Gilani warned that unilateral actions such as the U.S. Navy SEALs raid on bin Laden’s hide-out risked serious consequences, but he added that Pakistan placed high importance on its relations with the United States.
Pakistan’s main opposition party has called on Gilani and President Asif Ali Zardari to resign over the breach of sovereignty by U.S. special forces who slipped in from Afghanistan on helicopters to storm the bin Laden compound.
“I think it is a big blow to Pakistan’s sovereignty, Pakistan’s independence and Pakistan’s self-respect,” former Prime Minister Nawaz Sharif told reporters in Lahore. “Pakistan is in a grave crisis and is surrounded by big danger.”
But the White House expressed no regrets about the bin Laden raid.
“We obviously take the statements and concerns of the Pakistani government seriously, but we also do not apologize for the action that we took — that this president took,” Carney said.
Domestic critics say the U.S. raid also raises questions about the safety of Pakistan’s cherished nuclear weapons, but Gilani said any move against them would be met with “a matching response.”
“Pakistan reserves the right to retaliate with full force,” he said.
Pakistani-U.S. relations were already fragile after a string of diplomatic disputes over issues including a big attack by a U.S. drone aircraft in March and CIA contractor Raymond Davis, who shot dead two Pakistanis in January.
Potentially stirring tension further, a Pakistani TV channel and a newspaper published what they said was the name of the undercover CIA station chief in Islamabad.
U.S. officials said the name disclosed in Pakistani media was wrong and that the real station chief would remain at his post. They said they believe the leak was a calculated attempt to divert attention from U.S. demands for explanations of how bin Laden could have hidden for years in Pakistan.
Last year, after the chief of Pakistan’s Inter-Services Intelligence (ISI) agency was named in a U.S. civil case over attacks on the Indian city of Mumbai, the then-head of the CIA’s Islamabad station was named by Pakistani media and forced to leave the country.
The government and military have been embarrassed by the discovery of bin Laden in Abbottabad, near the country’s main military academy.
“If he was really living in that compound for five years ... then why didn’t our agencies discover him?” former Foreign Minister Khursheed Mehmood Kasuri told reporters. “This has given anti-Pakistani elements a chance to ridicule us.”
But Gilani said he had full confidence in the armed forces and the military’s ISI which he called a “national asset.” The military would brief parliament in a closed session Friday.

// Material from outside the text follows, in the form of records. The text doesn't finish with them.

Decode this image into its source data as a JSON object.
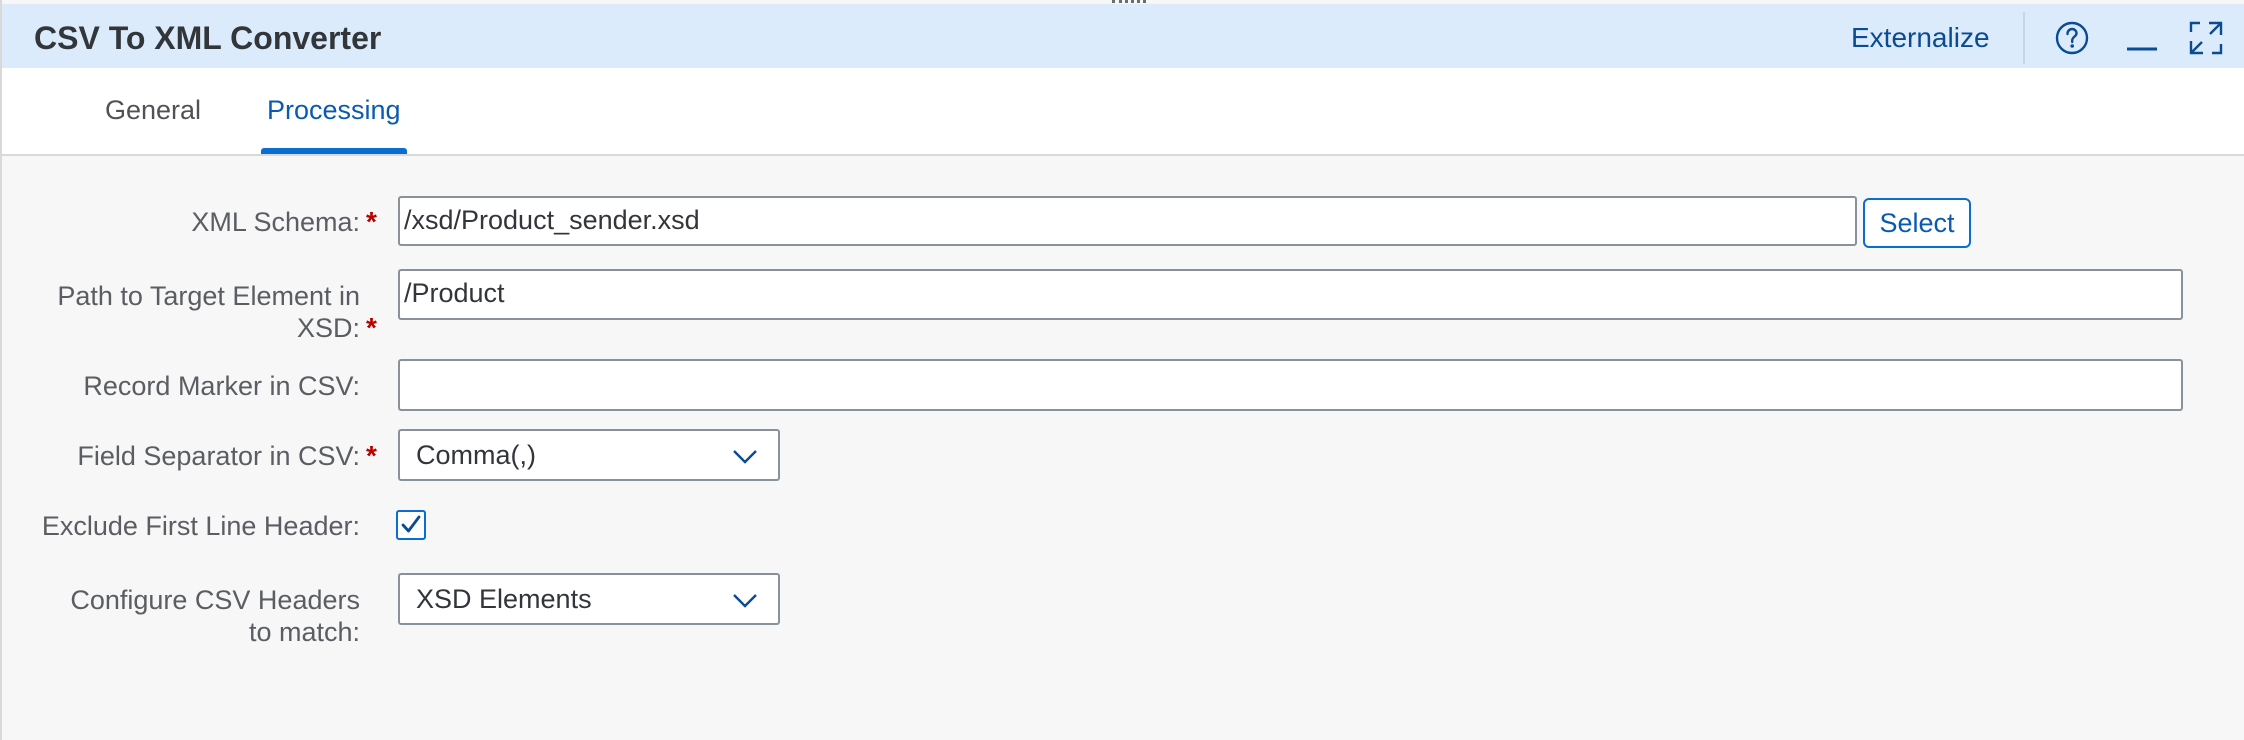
{
  "header": {
    "title": "CSV To XML Converter",
    "externalize_label": "Externalize",
    "icons": [
      "help-icon",
      "minimize-icon",
      "maximize-icon"
    ]
  },
  "tabs": [
    {
      "label": "General",
      "selected": false
    },
    {
      "label": "Processing",
      "selected": true
    }
  ],
  "form": {
    "xml_schema": {
      "label": "XML Schema:",
      "value": "/xsd/Product_sender.xsd",
      "required": true,
      "select_label": "Select"
    },
    "path_to_target": {
      "label_line1": "Path to Target Element in",
      "label_line2": "XSD:",
      "value": "/Product",
      "required": true
    },
    "record_marker": {
      "label": "Record Marker in CSV:",
      "value": "",
      "required": false
    },
    "field_separator": {
      "label": "Field Separator in CSV:",
      "value": "Comma(,)",
      "required": true
    },
    "exclude_header": {
      "label": "Exclude First Line Header:",
      "checked": true
    },
    "configure_headers": {
      "label_line1": "Configure CSV Headers",
      "label_line2": "to match:",
      "value": "XSD Elements"
    },
    "required_marker": "*"
  },
  "colors": {
    "header_bg": "#dcebfb",
    "accent": "#0a6ed1",
    "required": "#bb0000",
    "body_bg": "#f7f7f7"
  }
}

U.S. President Barack Obama said on Sunday that bin Laden likely had “some sort” of a support network inside Pakistan, but added it would take investigations by Pakistan and the United States to find out the nature of that support.

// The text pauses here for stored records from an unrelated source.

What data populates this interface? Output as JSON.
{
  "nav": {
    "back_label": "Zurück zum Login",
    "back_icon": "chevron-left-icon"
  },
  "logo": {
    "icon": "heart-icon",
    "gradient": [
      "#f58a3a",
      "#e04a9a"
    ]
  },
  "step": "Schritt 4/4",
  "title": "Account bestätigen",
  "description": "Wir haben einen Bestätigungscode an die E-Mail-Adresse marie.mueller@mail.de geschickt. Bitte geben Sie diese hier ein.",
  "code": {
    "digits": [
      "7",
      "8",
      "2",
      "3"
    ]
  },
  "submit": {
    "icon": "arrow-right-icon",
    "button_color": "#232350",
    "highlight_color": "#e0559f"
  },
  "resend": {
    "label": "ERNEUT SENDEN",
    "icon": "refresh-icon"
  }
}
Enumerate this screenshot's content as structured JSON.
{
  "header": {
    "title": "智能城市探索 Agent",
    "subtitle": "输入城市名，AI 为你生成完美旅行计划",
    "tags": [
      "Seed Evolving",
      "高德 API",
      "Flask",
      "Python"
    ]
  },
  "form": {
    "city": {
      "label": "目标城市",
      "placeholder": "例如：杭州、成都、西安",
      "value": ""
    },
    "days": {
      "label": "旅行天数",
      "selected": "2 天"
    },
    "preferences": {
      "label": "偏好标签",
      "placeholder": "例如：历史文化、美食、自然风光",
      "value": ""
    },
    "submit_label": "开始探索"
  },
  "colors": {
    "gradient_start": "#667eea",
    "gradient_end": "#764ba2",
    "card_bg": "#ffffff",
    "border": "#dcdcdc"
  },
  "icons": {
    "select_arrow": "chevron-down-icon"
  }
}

“We think that there had to be some sort of support network for bin Laden inside of Pakistan. But we don’t know who or what that support network was,” Obama said.
“We don’t know whether there might have been some people inside of government, people outside of government, and that’s something that we have to investigate, and more importantly, the Pakistani government has to investigate,” he added.

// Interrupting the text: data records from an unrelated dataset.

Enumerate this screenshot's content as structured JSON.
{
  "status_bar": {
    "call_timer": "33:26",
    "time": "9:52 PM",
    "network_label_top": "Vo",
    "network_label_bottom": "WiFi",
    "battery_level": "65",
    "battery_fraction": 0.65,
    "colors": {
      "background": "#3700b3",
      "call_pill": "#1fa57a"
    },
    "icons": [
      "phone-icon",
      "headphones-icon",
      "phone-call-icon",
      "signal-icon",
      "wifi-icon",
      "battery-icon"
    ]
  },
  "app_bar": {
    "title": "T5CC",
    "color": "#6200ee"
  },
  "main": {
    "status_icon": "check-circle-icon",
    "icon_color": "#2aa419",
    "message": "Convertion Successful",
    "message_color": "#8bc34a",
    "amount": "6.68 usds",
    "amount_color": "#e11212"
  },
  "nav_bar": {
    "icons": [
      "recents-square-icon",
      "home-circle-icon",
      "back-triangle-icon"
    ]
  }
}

Suspicion has deepened that the pervasive ISI, which has a long history of contacts with militant groups, may have had ties with the al Qaeda leader, or that some of its agents did.
Some Pakistani analysts suspect powerful figures knew where bin Laden was hiding.
“Somebody in a position of authority had to know,” said security analyst Ayesha Siddiqa.
Siddiqa said the army and ISI’s entrenched strategy of using violent militant groups as a counterweight against India may have been why the security establishment turned a blind eye to bin Laden, possibly regarding his network of followers as an asset against Indian influence.
Additional reporting by Augustine Anthony, Kamran Haider, Michael Georgy and Chris Allbritton in Islamabad, Donna Smith, Steve Holland and Matt Spetalnick in Washington; Editing by Robert Birsel and Eric Beech